22Energy In North-south diffs Land-sea contrast Ice and snow Annual MeanNorth-south diffsLand-sea contrastIce and snowDeserts vs forests
23Energy Out Proportional to T4 (which T?) Combined surface and atmosphere effectsDecreases with latitudeMaxima over subtropical highs (clear air neither absorbs nor emits much)Minima over tropical continents (cold high clouds)Very strong maxima over deserts (hot surface, clear atmosphere)Annual Mean
24Energy In minus Energy Out Incoming solar minus outgoing thermalMust be balanced by horizontal transport of energy by atmosphere and oceans!
25Earth's Energy BalanceEarth's annual energy balance between solar insolation and outgoing thermal radiation is achieved locally at only two latitudesA global balance is maintained by transferring excess heat from the equatorial region toward the poles
26Atmosphere is Warmed from Below Solar radiation passes first through the upper atmosphere, but only after absorption by earth's surface does it generate sensible heat to warm the ground and generate thermal energy.This heat and energy at the surface then warms the atmosphere from below.
27The Job of the Atmosphere is to let the heat out! “Piles up” in tropics“Escapes” near poles and aloftThe movement of the air (and oceans) allows energy to betransported to its “escape zones!”
28The Earth’s Orbit Around the Sun Seasonally varying distance to sun has only a minor effect on seasonal temperatureThe earth’s orbit around the sun leads to seasons because of the tilt of the Earth’s axis
29Smaller angle of incoming solar radiation: the same amount of energy is spread over a larger areaHigh sun (summer) – more heatingLow sun (winter) – less heatingEarth’s tilt important!
30Daily Sunshine at Top of Atmosphere 75º N in June gets more sun than the Equator!Compare N-S changes by seasonsVery little tropical seasonality
31Questions to Think About Since polar latitudes receive the longest period of sunlight during summer, why aren’t temperatures highest there?Why aren’t temperatures highest at the summer solstice?What would happen if we changed the tilt of the earth?Would we get a more/less pronounced seasonal cycle in the NH if the tilt was increased?What would happen if the tilt was 90 degrees? 0 degrees?

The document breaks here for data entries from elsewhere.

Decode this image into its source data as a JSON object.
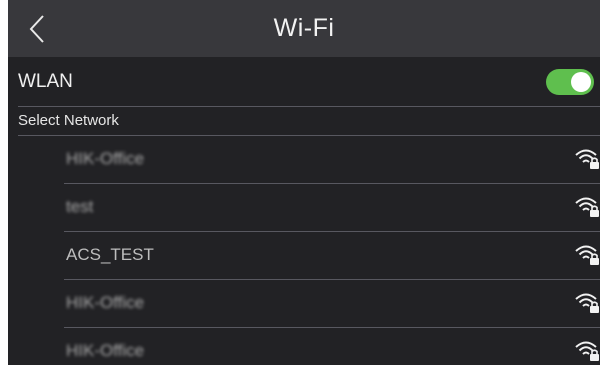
{
  "header": {
    "title": "Wi-Fi",
    "back_icon": "chevron-left-icon"
  },
  "wlan": {
    "label": "WLAN",
    "enabled": true,
    "toggle_color": "#5fbf4e"
  },
  "section": {
    "label": "Select Network"
  },
  "networks": [
    {
      "name": "HIK-Office",
      "obscured": true,
      "icon": "wifi-locked-icon"
    },
    {
      "name": "test",
      "obscured": true,
      "icon": "wifi-locked-icon"
    },
    {
      "name": "ACS_TEST",
      "obscured": false,
      "icon": "wifi-locked-icon"
    },
    {
      "name": "HIK-Office",
      "obscured": true,
      "icon": "wifi-locked-icon"
    },
    {
      "name": "HIK-Office",
      "obscured": true,
      "icon": "wifi-locked-icon"
    }
  ],
  "colors": {
    "background": "#222225",
    "header": "#38383c",
    "text": "#f0f0f0"
  }
}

32Regional Seasonal Cycles Regional differences in temperature, from annual or daily, are influenced by geography, such as latitude, altitude, and nearby water or ocean currents, as well as heat generated in urban areasSan Francisco is downwind of the Pacific OceanRichmond, VA is downwind of North America!
33Daily Temperature Variations Each day is like a mini seasonal cycleSun rays most intense around noonAs is the case with the seasons, the maximum temperatures lag the peak incoming solar radiation.An understanding of the diurnal cycle in temperature requires an understanding of the different methods of atmospheric heating and cooling:RadiationConductionConvection

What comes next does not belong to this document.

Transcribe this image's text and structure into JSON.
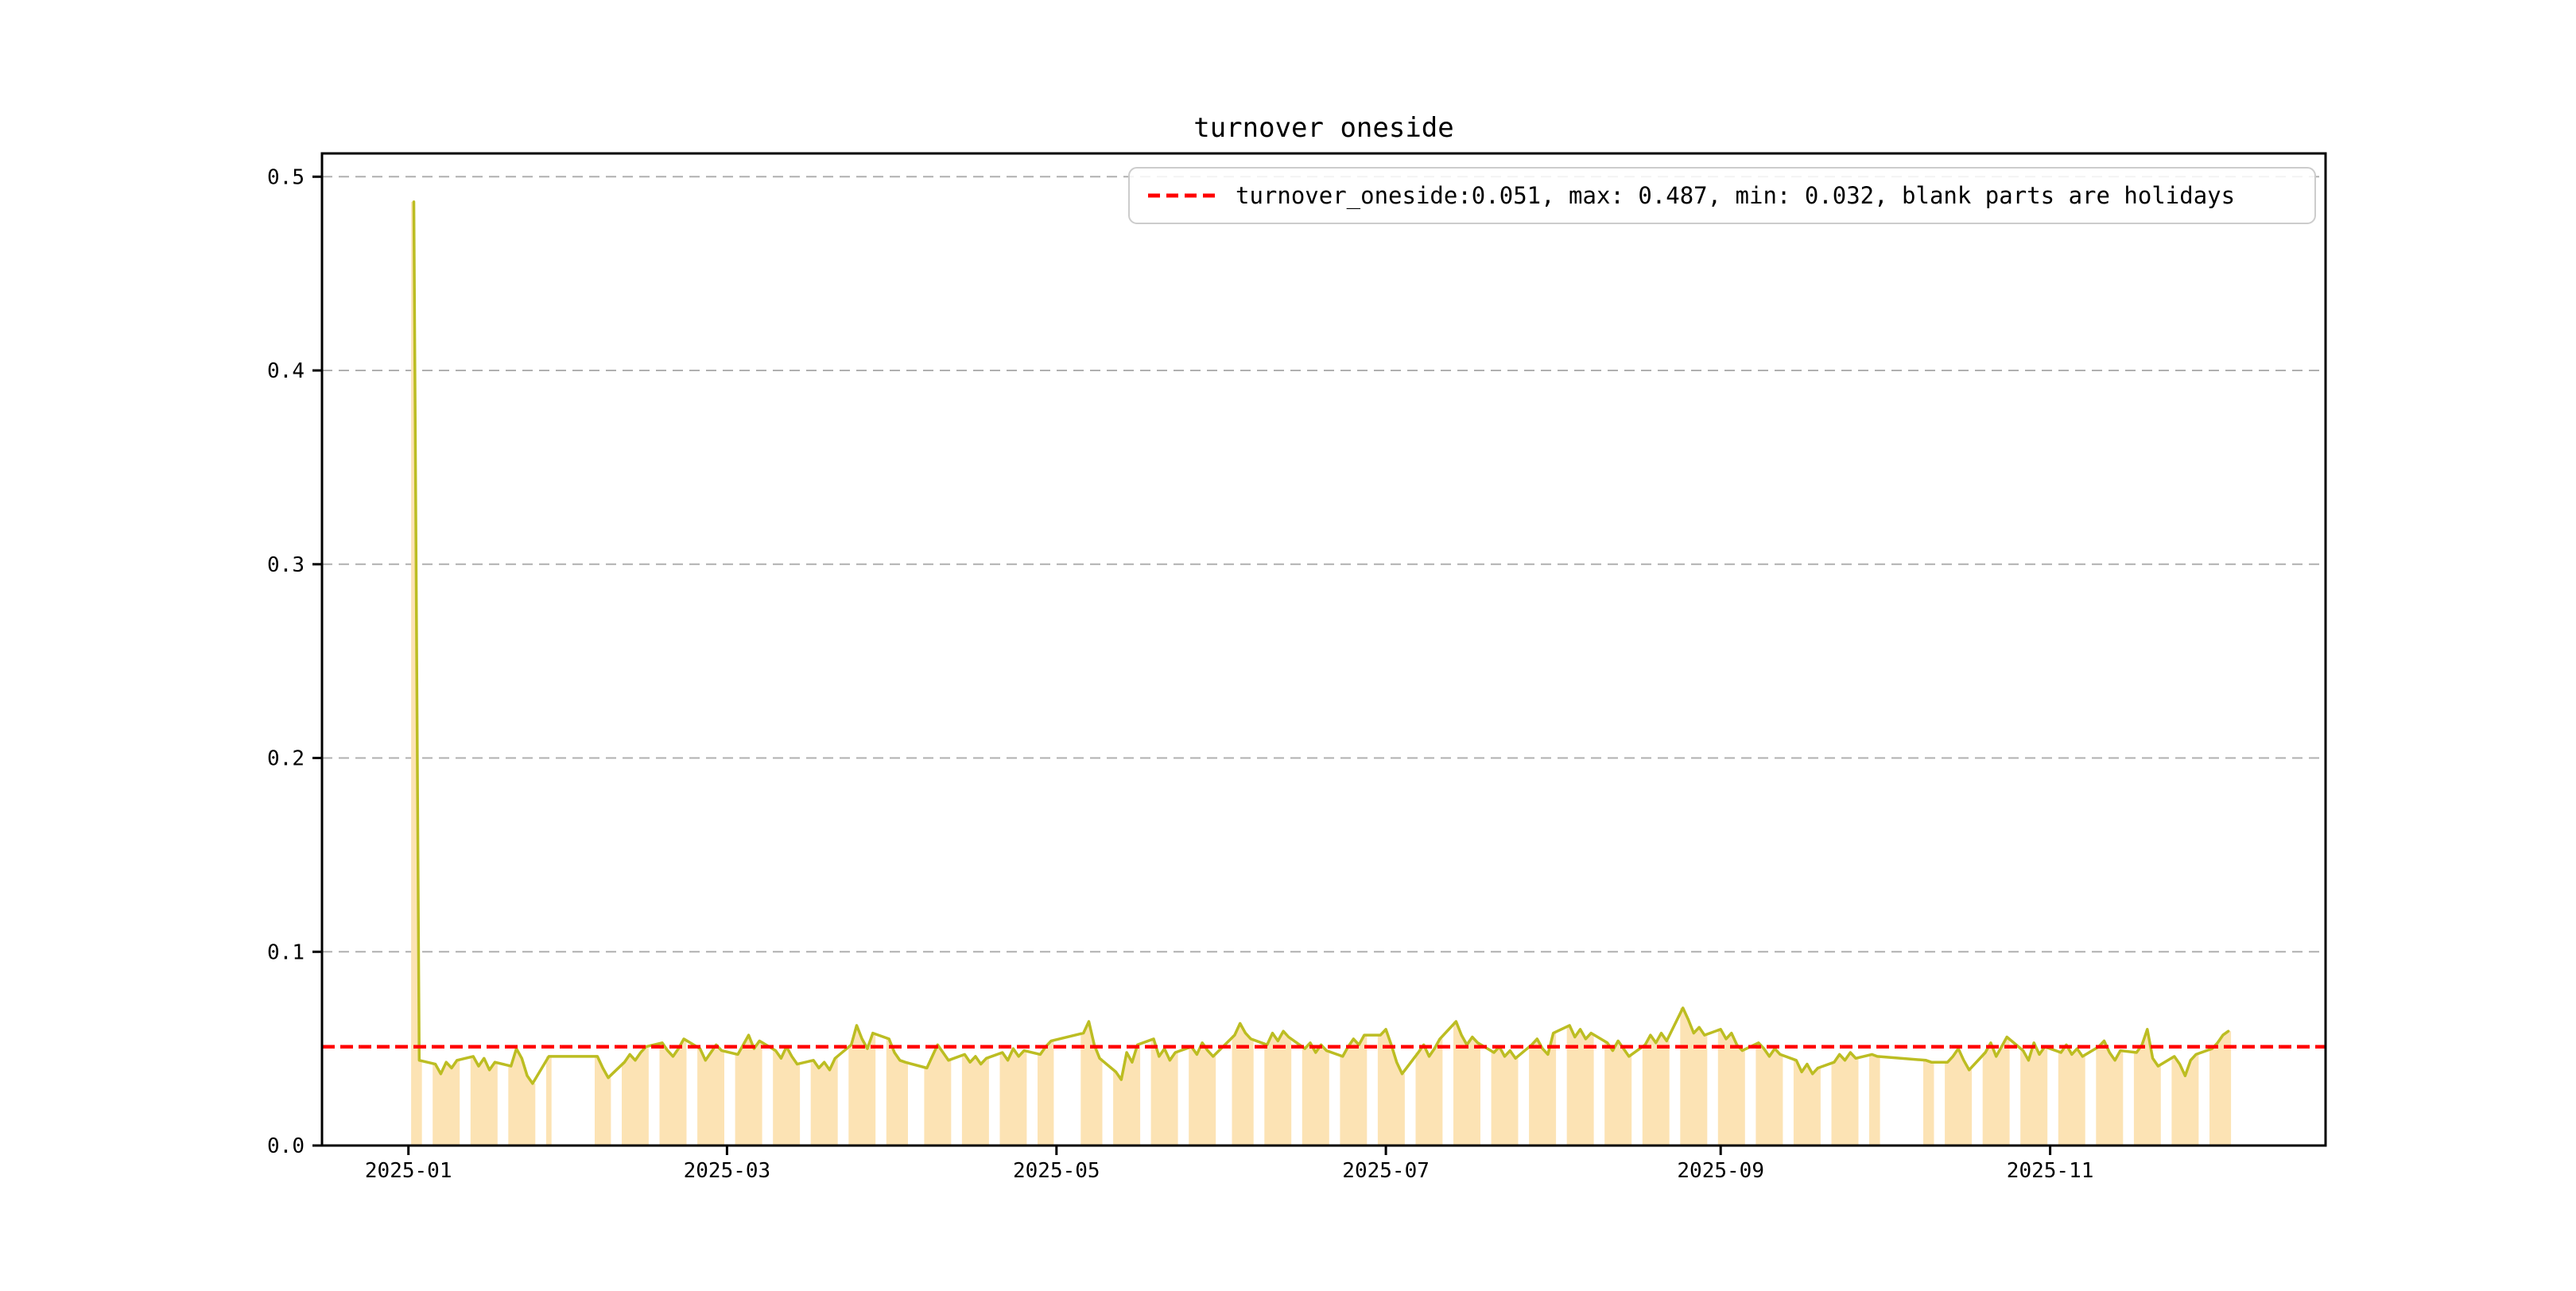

34What Controls Daily High Temperatures? Radiation (Cloud cover)Surface typeAbsorption characteristicsStrong absorbers enhance surface heatingVegetation/moistureAvailable energy partially used to evaporate waterWindStrong mixing by wind will mix heated air near ground to higher altitudes
35Local Solar ChangesNorthern hemisphere sunrises are in the southeast during winter, but in the northeast in summerSummer noon time sun is also higher above the horizon than the winter sun

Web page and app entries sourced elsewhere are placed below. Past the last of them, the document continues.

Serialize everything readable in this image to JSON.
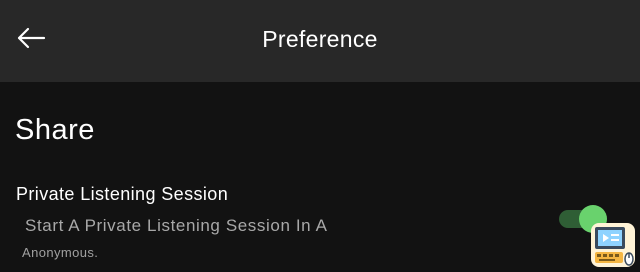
{
  "header": {
    "back_icon": "arrow-left-icon",
    "title": "Preference"
  },
  "section": {
    "title": "Share"
  },
  "setting": {
    "title": "Private Listening Session",
    "description": "Start A Private Listening Session In A",
    "description_continued": "Anonymous.",
    "toggle_on": true
  },
  "colors": {
    "header_bg": "#282828",
    "page_bg": "#121212",
    "toggle_track": "#2f5e35",
    "toggle_thumb": "#69d26d"
  },
  "watermark_icon": "computer-logo-icon"
}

36Landscape Solar Response South facing slopes receive greater insolation, providing energy to melt snow sooner and evaporate more soil moisture.North and south slope terrain exposure often lead to differences in plant types and abundance.
37Atmospheric Heating by Convection Sunlight warms the groundGround warms adjacent air by conductionPoor thermal conductivity of air restricts heating to a few cmHot air forms rising air “bubbles” (thermals) leading to convection … heats the air, but cools the surface!Mechanical mixing due to wind enhances this mode of heat transport
38Temperature Lags Radiation Earth's surface temperature is a balance between incoming solar radiation and outgoing terrestrial radiation.Peak temperature lags after peak insolation because surface continues to warm until infrared radiation exceeds insolation.